"I see you have done a lot of moving around in a short amount of time," Ms. Hatchett said, referencing my expertly typed resume. "Can you explain a little bit about that to us?"

I swatted Pinky's trunk away from my head, since, it's hard to get up and do a song and dance with an elephant trunk buzzing about your face. I answered in earnest, which is to say that I went to school in Indiana, but I happen to be from Pittsburgh, took an internship opportunity in Orlando upon graduation, decided that central FL wasn't for me, returned home to work for several months, and then found myself out here in San Diego upon a strong suggestion. The two jobs I had just previously held in that short amount of time, well, they hadn't quite worked out.

Step, ball change, padaboure, kick, kick, and pose. Take five, get some water.

"Yes, but here's the thing," she continued as I caught my breath. "I see that you have some wonderful skills, but when I take an application like this to my boss and they see all of the job hopping, they don't have very much confidence in you as a candidate. Tell us why we should hire you anyway."

I was winded, but I still had energy enough in me to chassé through the end of the interview, probably extolling the virtues of my communication skills and ability to assimilate new computer programs as I went. When it was over, Pinky stood up and lumbered out of the room, down the stairs, and out into the parking lot to wait in the car, his job having been done. I was still clinging to some desperate hope that he hadn't been disruptful enough to cost me the position, but by the time the rejection letter showed up a week later, I knew (and had confirmation from the Roommate) that my job history had become a liability. At least the employers who are looking to take someone on a permanent, full-time basis and invest in their 401(k). It was a crushing blow to my self-esteem, but thankfully, the dry spell ended shortly thereafter when I found work in the "technical operations" department of a hockey equipment retailer. They hired on a temp-to-perm basis, and I stayed put for two years-- about 20 months longer than I wanted to because the job was a dead-ender.

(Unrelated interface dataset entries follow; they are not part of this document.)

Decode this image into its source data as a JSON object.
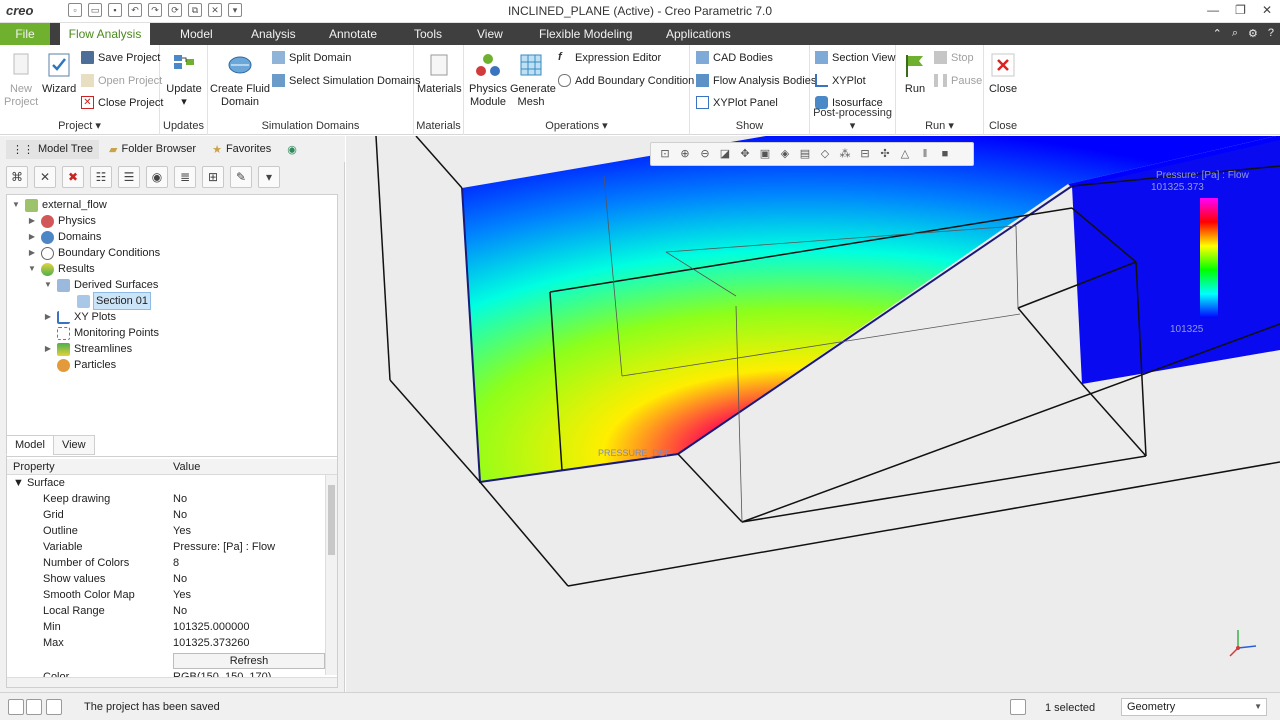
{
  "app": {
    "logo": "creo",
    "window_title": "INCLINED_PLANE (Active) - Creo Parametric 7.0"
  },
  "tabs": [
    {
      "label": "File"
    },
    {
      "label": "Flow Analysis"
    },
    {
      "label": "Model"
    },
    {
      "label": "Analysis"
    },
    {
      "label": "Annotate"
    },
    {
      "label": "Tools"
    },
    {
      "label": "View"
    },
    {
      "label": "Flexible Modeling"
    },
    {
      "label": "Applications"
    }
  ],
  "ribbon": {
    "project": {
      "label": "Project ▾",
      "new_project": "New Project",
      "wizard": "Wizard",
      "save_project": "Save Project",
      "open_project": "Open Project",
      "close_project": "Close Project"
    },
    "updates": {
      "label": "Updates",
      "update": "Update"
    },
    "simulation_domains": {
      "label": "Simulation Domains",
      "create_fluid_domain": "Create Fluid Domain",
      "split_domain": "Split Domain",
      "select_simulation_domains": "Select Simulation Domains"
    },
    "materials": {
      "label": "Materials",
      "materials": "Materials"
    },
    "operations": {
      "label": "Operations ▾",
      "physics_module": "Physics Module",
      "generate_mesh": "Generate Mesh",
      "expression_editor": "Expression Editor",
      "add_boundary_condition": "Add Boundary Condition"
    },
    "show": {
      "label": "Show",
      "cad_bodies": "CAD Bodies",
      "flow_analysis_bodies": "Flow Analysis Bodies",
      "xyplot_panel": "XYPlot Panel"
    },
    "post_processing": {
      "label": "Post-processing ▾",
      "section_view": "Section View",
      "xyplot": "XYPlot",
      "isosurface": "Isosurface"
    },
    "run": {
      "label": "Run ▾",
      "run": "Run",
      "stop": "Stop",
      "pause": "Pause"
    },
    "close": {
      "label": "Close",
      "close": "Close"
    }
  },
  "nav_tabs": [
    {
      "label": "Model Tree"
    },
    {
      "label": "Folder Browser"
    },
    {
      "label": "Favorites"
    }
  ],
  "tree": [
    {
      "label": "external_flow"
    },
    {
      "label": "Physics"
    },
    {
      "label": "Domains"
    },
    {
      "label": "Boundary Conditions"
    },
    {
      "label": "Results"
    },
    {
      "label": "Derived Surfaces"
    },
    {
      "label": "Section 01"
    },
    {
      "label": "XY Plots"
    },
    {
      "label": "Monitoring Points"
    },
    {
      "label": "Streamlines"
    },
    {
      "label": "Particles"
    }
  ],
  "prop_tabs": [
    {
      "label": "Model"
    },
    {
      "label": "View"
    }
  ],
  "properties": {
    "header_property": "Property",
    "header_value": "Value",
    "section": "Surface",
    "rows": [
      {
        "key": "Keep drawing",
        "value": "No"
      },
      {
        "key": "Grid",
        "value": "No"
      },
      {
        "key": "Outline",
        "value": "Yes"
      },
      {
        "key": "Variable",
        "value": "Pressure: [Pa] : Flow"
      },
      {
        "key": "Number of Colors",
        "value": "8"
      },
      {
        "key": "Show values",
        "value": "No"
      },
      {
        "key": "Smooth Color Map",
        "value": "Yes"
      },
      {
        "key": "Local Range",
        "value": "No"
      },
      {
        "key": "Min",
        "value": "101325.000000"
      },
      {
        "key": "Max",
        "value": "101325.373260"
      }
    ],
    "refresh": "Refresh",
    "partial_key": "Color",
    "partial_value": "RGB(150, 150, 170)"
  },
  "viewport": {
    "legend_title": "Pressure: [Pa] : Flow",
    "legend_max": "101325.373",
    "legend_min": "101325",
    "section_label": "PRESSURE_DEF",
    "colors": {
      "background": "#ececec",
      "high": "#ff00ff",
      "low": "#0000ff"
    }
  },
  "status": {
    "message": "The project has been saved",
    "selected": "1 selected",
    "filter": "Geometry"
  },
  "colors": {
    "file_tab": "#6fb12e",
    "tabbar": "#3f3f3f",
    "accent": "#4a8a1c"
  }
}
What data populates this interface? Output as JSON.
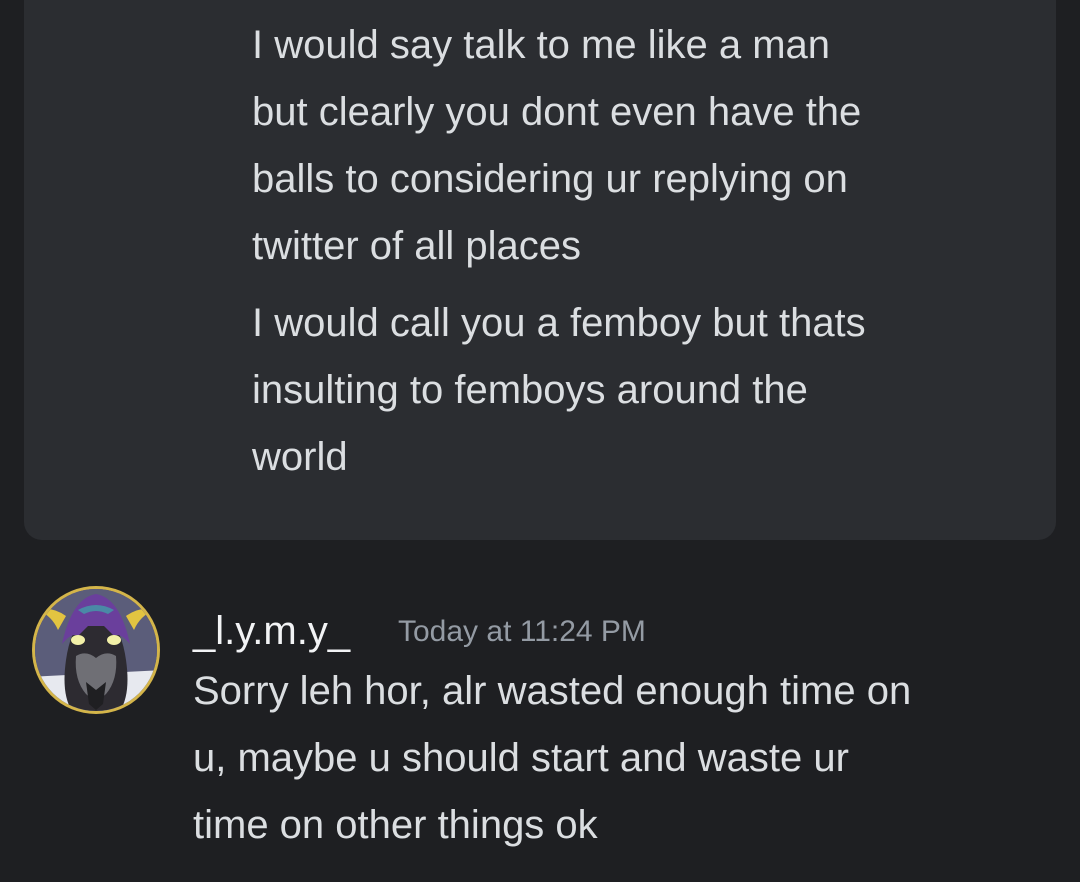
{
  "messages": {
    "previous": [
      {
        "text": "I would say talk to me like a man\nbut clearly you dont even have the\nballs to considering ur replying on\ntwitter of all places"
      },
      {
        "text": "I would call you a femboy but thats\ninsulting to femboys around the\nworld"
      }
    ],
    "reply": {
      "username": "_l.y.m.y_",
      "timestamp": "Today at 11:24 PM",
      "text": "Sorry leh hor, alr wasted enough time on\nu, maybe u should start and waste ur\ntime on other things ok",
      "avatar_icon": "cat-avatar-with-purple-horned-helmet"
    }
  },
  "colors": {
    "background": "#1e1f22",
    "highlight_block": "#2b2d31",
    "message_text": "#dbdee1",
    "username_text": "#f2f3f5",
    "timestamp_text": "#949ba4"
  }
}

When you're a kid in school looking to put gas in your car and maybe sock some money away for your college education, the job history, complex skills, and wow-factor don't matter quite so much. At 23 with a bachelor's degree, I was grossly overqualified for those gigs anymore. Long hours, low pay, usually came home smelling like my decidedly non-ambient environment...I had learned a lot since then. Sometimes I like to think back on it, back before I had a corporate e-mail account and had to wear a nametag. (Though I had a job with both requirements later, which is another story for another time.) Back to the simpler times when a job was just something I did when I wasn't in class.

In fact, all of this was leading me back to that, some stories here and there about the jobs I've had and the people I've worked with. I was inspired by the book I had literally just finished reading this evening, Cooking Dirty by Jason Sheehan. Sheehan was a dishwasher-turned-line-cook-turned-chef-turned-writer/critic who tells his story of coming up in the greasy hot kitchens all over Rochester, NY, Tampa, FL and a few other states on the other end of the country. I relate to the hopping for what should be obvious reasons by now, and also I was a dishwasher at a major food chain diner for a few summers to help put myself through school. It was an uninteresting job with some very interesting characters indeed.

But, that, too, that's another story (or two) for another time.